Historic Post Office and General Store
In President Lyndon Johnson’s home town
A Piece of Texas History to add to your model railroad layout
Looking to add some Texas twang to your model railroad layout? The post office and general store in President Lyndon Johnson’s hometown of Hye, Texas has that western turn-of-the-century charm perfect for the task. Built in 1904, the Hye, Texas, Post Office & General Store is a one-story frame structure clad in metal siding pressed to resemble stonework.
The front, which faces the highway, is 3 bays in width, with the store entrance set back from the plane of the facade. The front porch is covered by a roof supported by 4 beveled wood posts. A decorative pierced-wood frieze is set between the columns, under the porch roof.
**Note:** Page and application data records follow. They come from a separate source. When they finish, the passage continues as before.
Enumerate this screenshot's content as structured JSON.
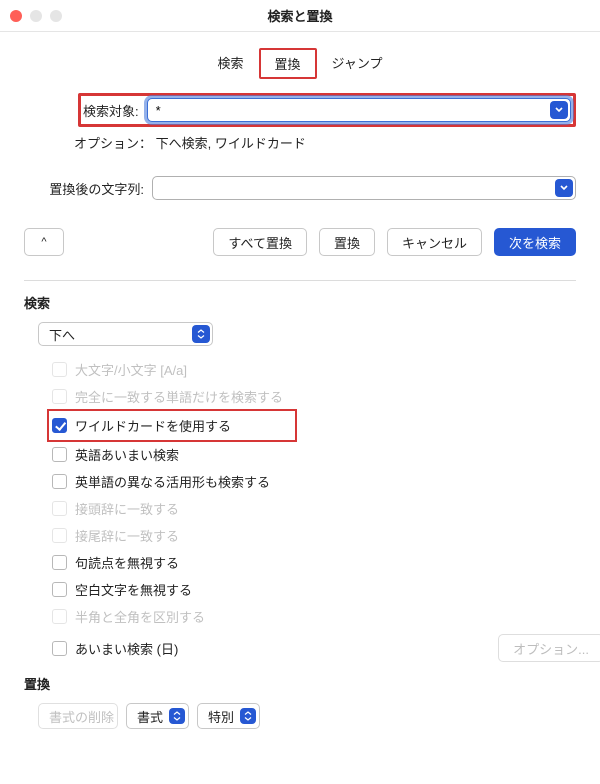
{
  "window": {
    "title": "検索と置換"
  },
  "tabs": {
    "search": "検索",
    "replace": "置換",
    "jump": "ジャンプ"
  },
  "search_row": {
    "label": "検索対象:",
    "value": "*"
  },
  "option_text": "オプション： 下へ検索, ワイルドカード",
  "replace_row": {
    "label": "置換後の文字列:",
    "value": ""
  },
  "buttons": {
    "chevron": "^",
    "replace_all": "すべて置換",
    "replace": "置換",
    "cancel": "キャンセル",
    "find_next": "次を検索"
  },
  "search_section": {
    "head": "検索",
    "direction_value": "下へ",
    "checks": {
      "match_case": "大文字/小文字 [A/a]",
      "whole_word": "完全に一致する単語だけを検索する",
      "wildcard": "ワイルドカードを使用する",
      "eng_fuzzy": "英語あいまい検索",
      "eng_inflect": "英単語の異なる活用形も検索する",
      "prefix": "接頭辞に一致する",
      "suffix": "接尾辞に一致する",
      "ignore_punct": "句読点を無視する",
      "ignore_space": "空白文字を無視する",
      "ignore_width": "半角と全角を区別する",
      "jp_fuzzy": "あいまい検索 (日)"
    },
    "options_button": "オプション..."
  },
  "replace_section": {
    "head": "置換",
    "delete_formatting": "書式の削除",
    "format": "書式",
    "special": "特別"
  }
}
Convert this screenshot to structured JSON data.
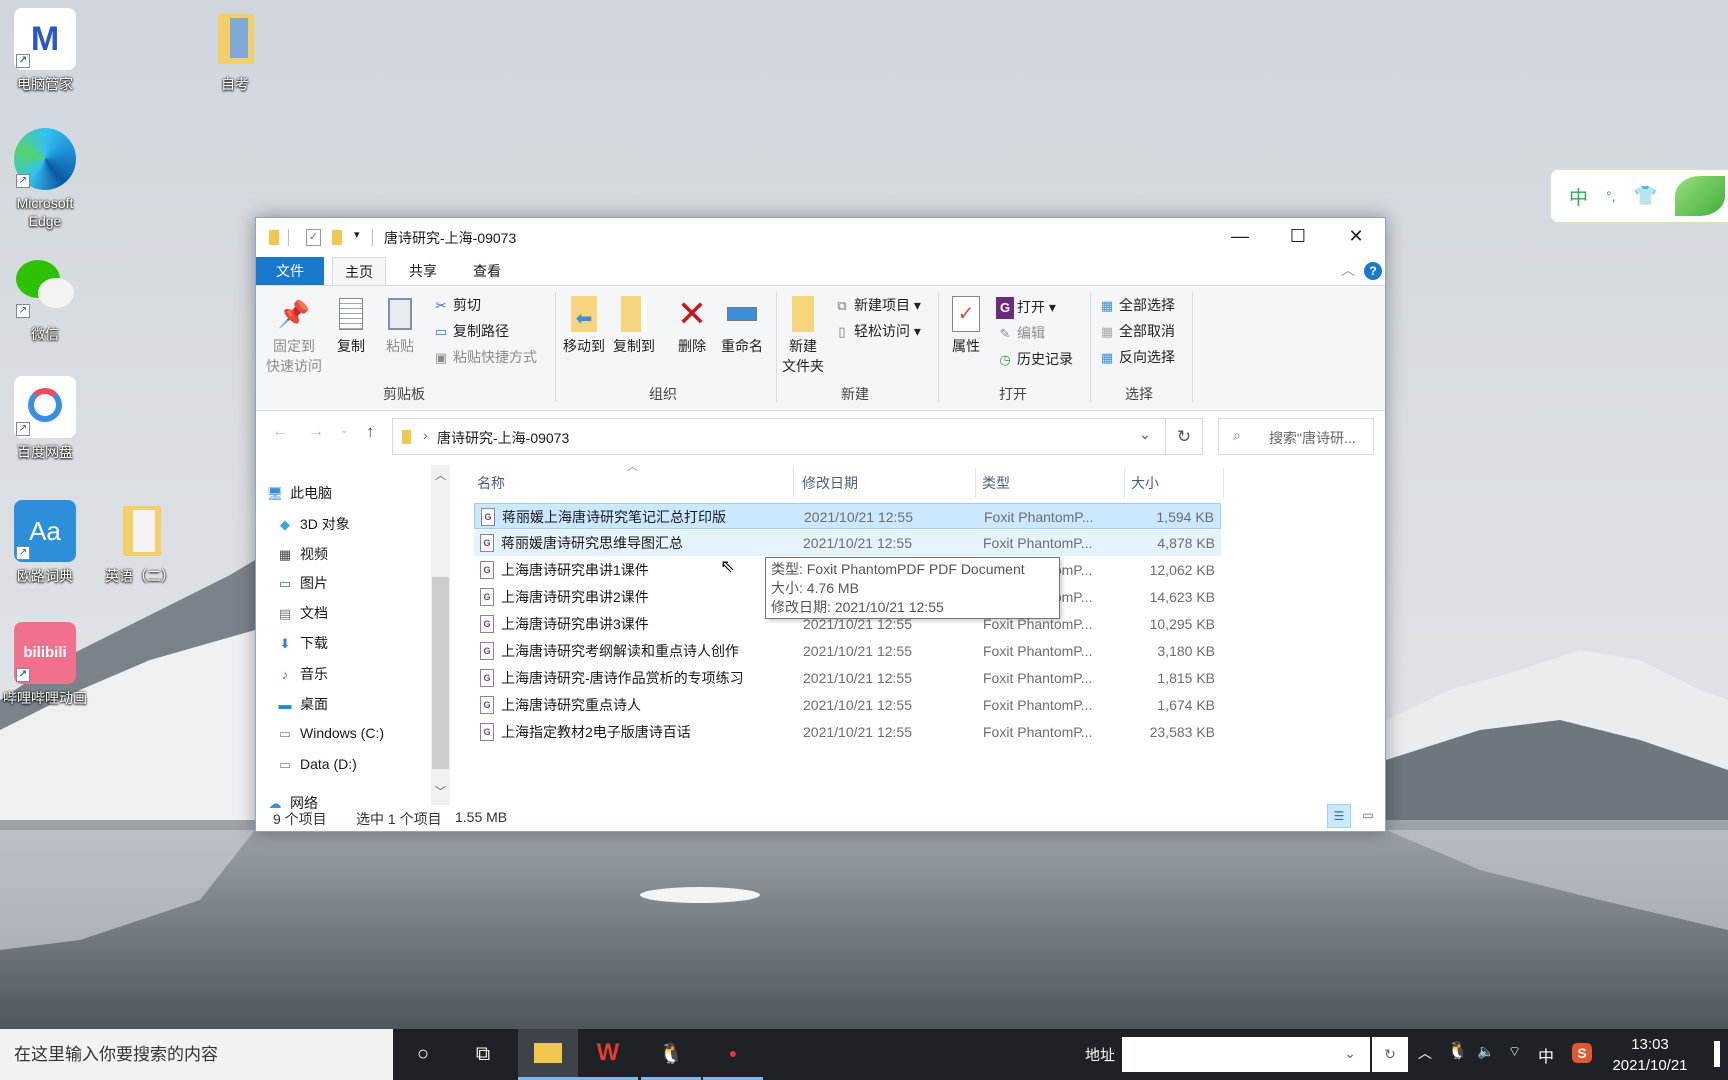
{
  "desktop": {
    "icons": [
      {
        "label": "电脑管家",
        "icon": "pc-manager-icon"
      },
      {
        "label": "Microsoft Edge",
        "icon": "edge-icon"
      },
      {
        "label": "微信",
        "icon": "wechat-icon"
      },
      {
        "label": "百度网盘",
        "icon": "baidu-netdisk-icon"
      },
      {
        "label": "欧路词典",
        "icon": "eudic-icon"
      },
      {
        "label": "哔哩哔哩动画",
        "icon": "bilibili-icon"
      },
      {
        "label": "自考",
        "icon": "folder-icon"
      },
      {
        "label": "英语（二）",
        "icon": "folder-icon"
      }
    ]
  },
  "ime_bar": {
    "mode": "中",
    "punct": "°,",
    "skin": "shirt-icon"
  },
  "window": {
    "title": "唐诗研究-上海-09073",
    "tabs": [
      "文件",
      "主页",
      "共享",
      "查看"
    ],
    "ribbon": {
      "clipboard": {
        "group": "剪贴板",
        "pin": "固定到\n快速访问",
        "pin_l1": "固定到",
        "pin_l2": "快速访问",
        "copy": "复制",
        "paste": "粘贴",
        "cut": "剪切",
        "copy_path": "复制路径",
        "paste_shortcut": "粘贴快捷方式"
      },
      "organize": {
        "group": "组织",
        "move_to": "移动到",
        "copy_to": "复制到",
        "delete": "删除",
        "rename": "重命名"
      },
      "new": {
        "group": "新建",
        "new_folder_l1": "新建",
        "new_folder_l2": "文件夹",
        "new_item": "新建项目",
        "easy_access": "轻松访问"
      },
      "open": {
        "group": "打开",
        "properties": "属性",
        "open": "打开",
        "edit": "编辑",
        "history": "历史记录"
      },
      "select": {
        "group": "选择",
        "select_all": "全部选择",
        "select_none": "全部取消",
        "invert": "反向选择"
      }
    },
    "address": {
      "path": "唐诗研究-上海-09073",
      "search_placeholder": "搜索\"唐诗研..."
    },
    "nav": [
      {
        "label": "此电脑",
        "icon": "computer-icon"
      },
      {
        "label": "3D 对象",
        "icon": "3d-objects-icon"
      },
      {
        "label": "视频",
        "icon": "video-icon"
      },
      {
        "label": "图片",
        "icon": "pictures-icon"
      },
      {
        "label": "文档",
        "icon": "documents-icon"
      },
      {
        "label": "下载",
        "icon": "download-icon"
      },
      {
        "label": "音乐",
        "icon": "music-icon"
      },
      {
        "label": "桌面",
        "icon": "desktop-icon"
      },
      {
        "label": "Windows (C:)",
        "icon": "drive-icon"
      },
      {
        "label": "Data (D:)",
        "icon": "drive-icon"
      },
      {
        "label": "网络",
        "icon": "network-icon"
      }
    ],
    "columns": {
      "name": "名称",
      "date": "修改日期",
      "type": "类型",
      "size": "大小"
    },
    "files": [
      {
        "name": "蒋丽媛上海唐诗研究笔记汇总打印版",
        "date": "2021/10/21 12:55",
        "type": "Foxit PhantomP...",
        "size": "1,594 KB",
        "state": "selected"
      },
      {
        "name": "蒋丽媛唐诗研究思维导图汇总",
        "date": "2021/10/21 12:55",
        "type": "Foxit PhantomP...",
        "size": "4,878 KB",
        "state": "hover"
      },
      {
        "name": "上海唐诗研究串讲1课件",
        "date": "2021/10/21 12:55",
        "type": "Foxit PhantomP...",
        "size": "12,062 KB"
      },
      {
        "name": "上海唐诗研究串讲2课件",
        "date": "2021/10/21 12:55",
        "type": "Foxit PhantomP...",
        "size": "14,623 KB"
      },
      {
        "name": "上海唐诗研究串讲3课件",
        "date": "2021/10/21 12:55",
        "type": "Foxit PhantomP...",
        "size": "10,295 KB"
      },
      {
        "name": "上海唐诗研究考纲解读和重点诗人创作",
        "date": "2021/10/21 12:55",
        "type": "Foxit PhantomP...",
        "size": "3,180 KB"
      },
      {
        "name": "上海唐诗研究-唐诗作品赏析的专项练习",
        "date": "2021/10/21 12:55",
        "type": "Foxit PhantomP...",
        "size": "1,815 KB"
      },
      {
        "name": "上海唐诗研究重点诗人",
        "date": "2021/10/21 12:55",
        "type": "Foxit PhantomP...",
        "size": "1,674 KB"
      },
      {
        "name": "上海指定教材2电子版唐诗百话",
        "date": "2021/10/21 12:55",
        "type": "Foxit PhantomP...",
        "size": "23,583 KB"
      }
    ],
    "tooltip": {
      "type": "类型: Foxit PhantomPDF PDF Document",
      "size": "大小: 4.76 MB",
      "date": "修改日期: 2021/10/21 12:55"
    },
    "status": {
      "count": "9 个项目",
      "selected": "选中 1 个项目",
      "selected_size": "1.55 MB"
    }
  },
  "taskbar": {
    "search_placeholder": "在这里输入你要搜索的内容",
    "address_label": "地址",
    "tray": {
      "ime": "中",
      "time": "13:03",
      "date": "2021/10/21"
    }
  },
  "colors": {
    "accent": "#1979ca",
    "selection": "#cce8ff",
    "taskbar": "#1e2226"
  }
}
The dominant element of the building’s design is the elaborate pressed metal upper facade, which contains courses of scrollwork as well as a mock balustrade. This is enhanced by dark paint on the relief areas to contrast white paint on the flat areas to exaggerate the three dimensional look. The towns name is emblazoned on the parapet.
In November of 1965 the building was the site of the swearing in of Post Master General of the United States Lawrence F. O’Brien, the fourth cabinet official to be appointed by President Lyndon Johnson. In his speech at the ceremony, President Johnson said the Hye Post Office was where he mailed his first letter in 1912.
The town of Hye is named for Hiram G. “Hye” Brown, a Mississippian who moved to Texas in 1858 with his parents. In 1873 he settled in Blanco County on land on the south bank of the Pedernales River on the road between Austin and Fredericksburg. In April 1886 he was granted a commission to operate a post office from his general store, which he operated untl his death in 1920. In 1923 the general store and post office was sold to Fritz Deike, who continued to operate it at the time of the property survey in 1984.
Please Support FreeModelRailroadPlans.com
FreeModelRailroadPlans.com is entirely user supported. If you find something of value here, please “pay it forward” and help us keep the site operating by a secure donation through PayPal (PayPal account is not required), or by shopping with our advertisers.
Thank you for your support!
This survey was a project of the Historic American Buildings Survey, sponsored by the Texas Historical Commission and the Lyndon B. Johnson National Historical Park. Field recording was directed by Kenneth L. Anderson HABS principal architect with Joseph C. Oppermann, deputy state historic preservation officer of the Texas Historical Commission. The measured drawings were created by project supervisor John P. White, associate professor, Texas Tech University, project foreman Marian Dombroski, University of Texas Austin, architectural technicians J. Scott Anderson, Julia R. Blumberg, Michael J. Martin, and Matthew H. Roewe. Historical data was prepared by John C. Ferguson, archtectural historian, Texas Historical Commisson.